Deciding factor

22 : 12 : 2016 Travel : The Sharing Economy : Sullivan

US – A new study aims to highlight new behaviour in travel and hospitality.

  • The qualitative study comprises interviews with 25 US consumers
  • The research examines the decision-making process among travellers
  • Six overarching insights were published on a bespoke microsite

The travel and hospitality industries have been radically disrupted by sharing economy challengers in recent years and felt the force of transparency through consumer rating websites such as TripAdvisor. The new study by brand engagement firm Sullivan and research agency 20|20 aims to shed new light on the decision-making process among travellers.

Although the sample size is limited, the in-depth interviews and overarching insights are highly revealing, and aim to help traditional hospitality operators such as Marriott, Hilton and Starwood adapt to an environment where sharing economy practices are the new normal.

The report, which splits the findings into six key take-outs, argues that location is still the primary driver for any travel booking – whether that is in regards to the proximity of a location to a specific attraction or a desirable neighbourhood. Local experience is also a major deciding factor, reflecting behaviour learned from sharing websites such as Airbnb, HomeAway and OneFineStay, where being embedded in a local community and property is a key part of the experience.

Peer rating and reviews also rank highly alongside price and location as influencing factors, suggesting that hospitality brands need to work with and cultivate rating websites more efficiently. Booking engines such as Expedia have become more influential than their parent company websites, with 46% of respondents saying that they would use an online booking engine to plan their holiday.

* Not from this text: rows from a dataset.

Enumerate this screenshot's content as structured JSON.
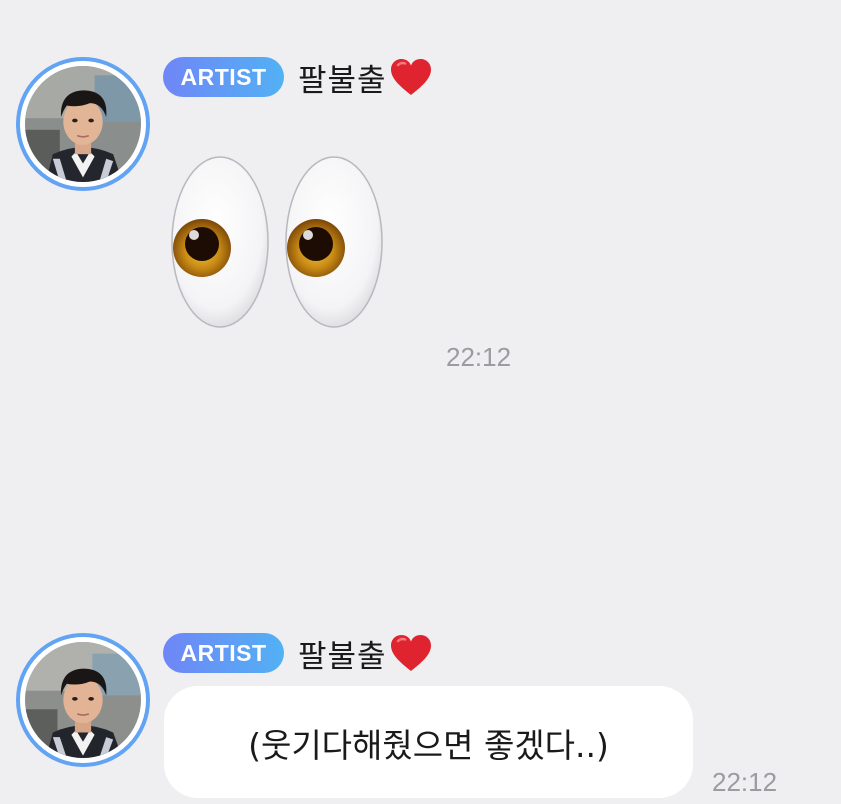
{
  "accent_colors": {
    "background": "#efeff1",
    "avatar_ring": "#62a3f3",
    "badge_gradient_start": "#6f86f6",
    "badge_gradient_end": "#52b1f4",
    "timestamp": "#9b9ba0",
    "bubble": "#ffffff",
    "heart": "#e0242f"
  },
  "messages": [
    {
      "sender_badge": "ARTIST",
      "sender_name": "팔불출",
      "name_icon": "red-heart-icon",
      "avatar_icon": "artist-avatar",
      "content_type": "emoji",
      "emoji_icon": "eyes-emoji-icon",
      "time": "22:12"
    },
    {
      "sender_badge": "ARTIST",
      "sender_name": "팔불출",
      "name_icon": "red-heart-icon",
      "avatar_icon": "artist-avatar",
      "content_type": "text",
      "text": "(웃기다해줬으면 좋겠다..)",
      "time": "22:12"
    }
  ]
}
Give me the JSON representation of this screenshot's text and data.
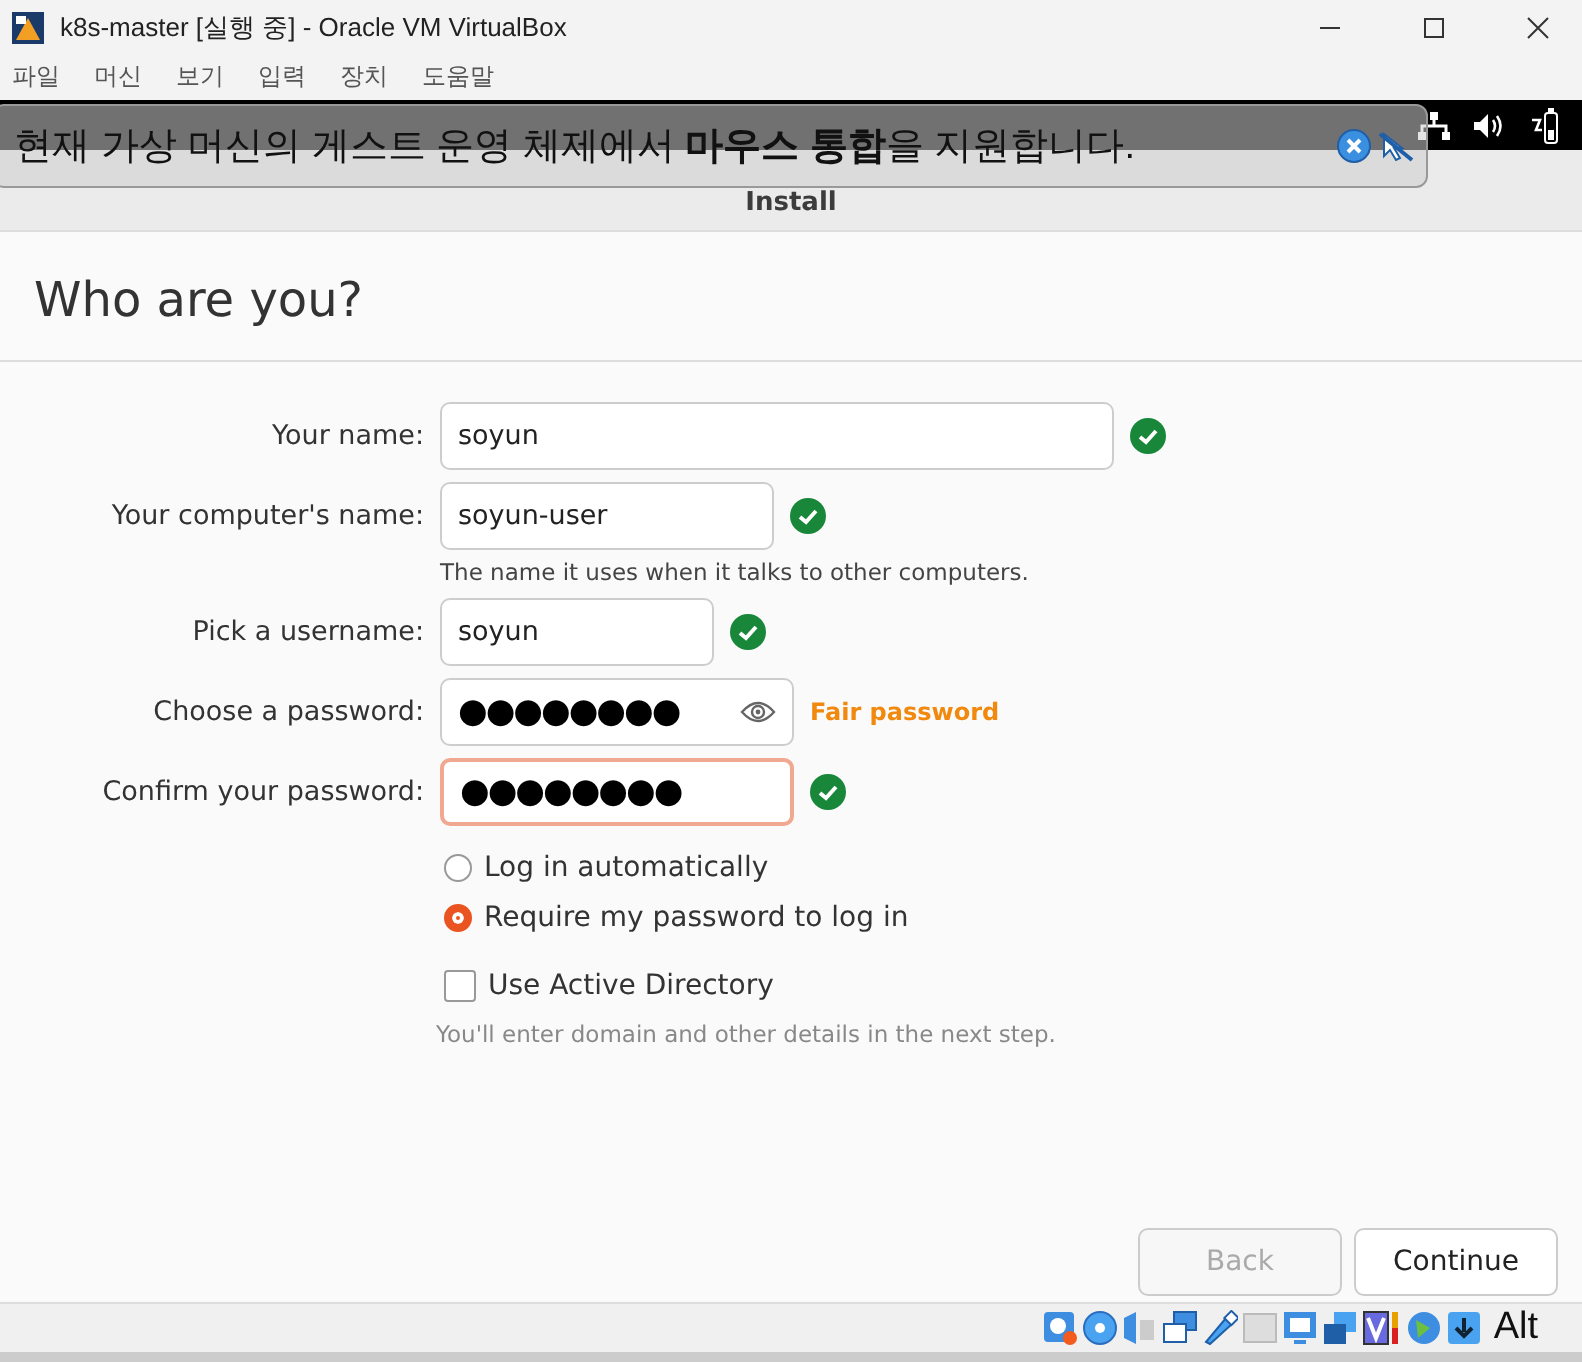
{
  "window": {
    "title": "k8s-master [실행 중] - Oracle VM VirtualBox"
  },
  "menu": [
    "파일",
    "머신",
    "보기",
    "입력",
    "장치",
    "도움말"
  ],
  "notification": {
    "text": "현재 가상 머신의 게스트 운영 체제에서 **마우스 통합**을 지원합니다."
  },
  "installer": {
    "title": "Install",
    "heading": "Who are you?",
    "fields": [
      {
        "label": "Your name:",
        "value": "soyun",
        "kind": "text",
        "valid": true,
        "focused": false
      },
      {
        "label": "Your computer's name:",
        "value": "soyun-user",
        "kind": "text",
        "valid": true,
        "focused": false,
        "hint": "The name it uses when it talks to other computers."
      },
      {
        "label": "Pick a username:",
        "value": "soyun",
        "kind": "text",
        "valid": true,
        "focused": false
      },
      {
        "label": "Choose a password:",
        "value": "●●●●●●●●",
        "kind": "password",
        "valid": false,
        "focused": false,
        "strength": "Fair password"
      },
      {
        "label": "Confirm your password:",
        "value": "●●●●●●●●",
        "kind": "text",
        "valid": true,
        "focused": true
      }
    ],
    "login_options": [
      {
        "label": "Log in automatically",
        "selected": false
      },
      {
        "label": "Require my password to log in",
        "selected": true
      }
    ],
    "active_directory": {
      "label": "Use Active Directory",
      "checked": false,
      "hint": "You'll enter domain and other details in the next step."
    },
    "buttons": [
      {
        "label": "Back",
        "disabled": true
      },
      {
        "label": "Continue",
        "disabled": false
      }
    ]
  },
  "status_bar": {
    "host_key": "Alt"
  }
}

The Big Picture

For more innovations in the hospitality and travel sectors, see our Surprise Destinations microtrend, which examines how travel operators are introducing serendipity back into the customer experience.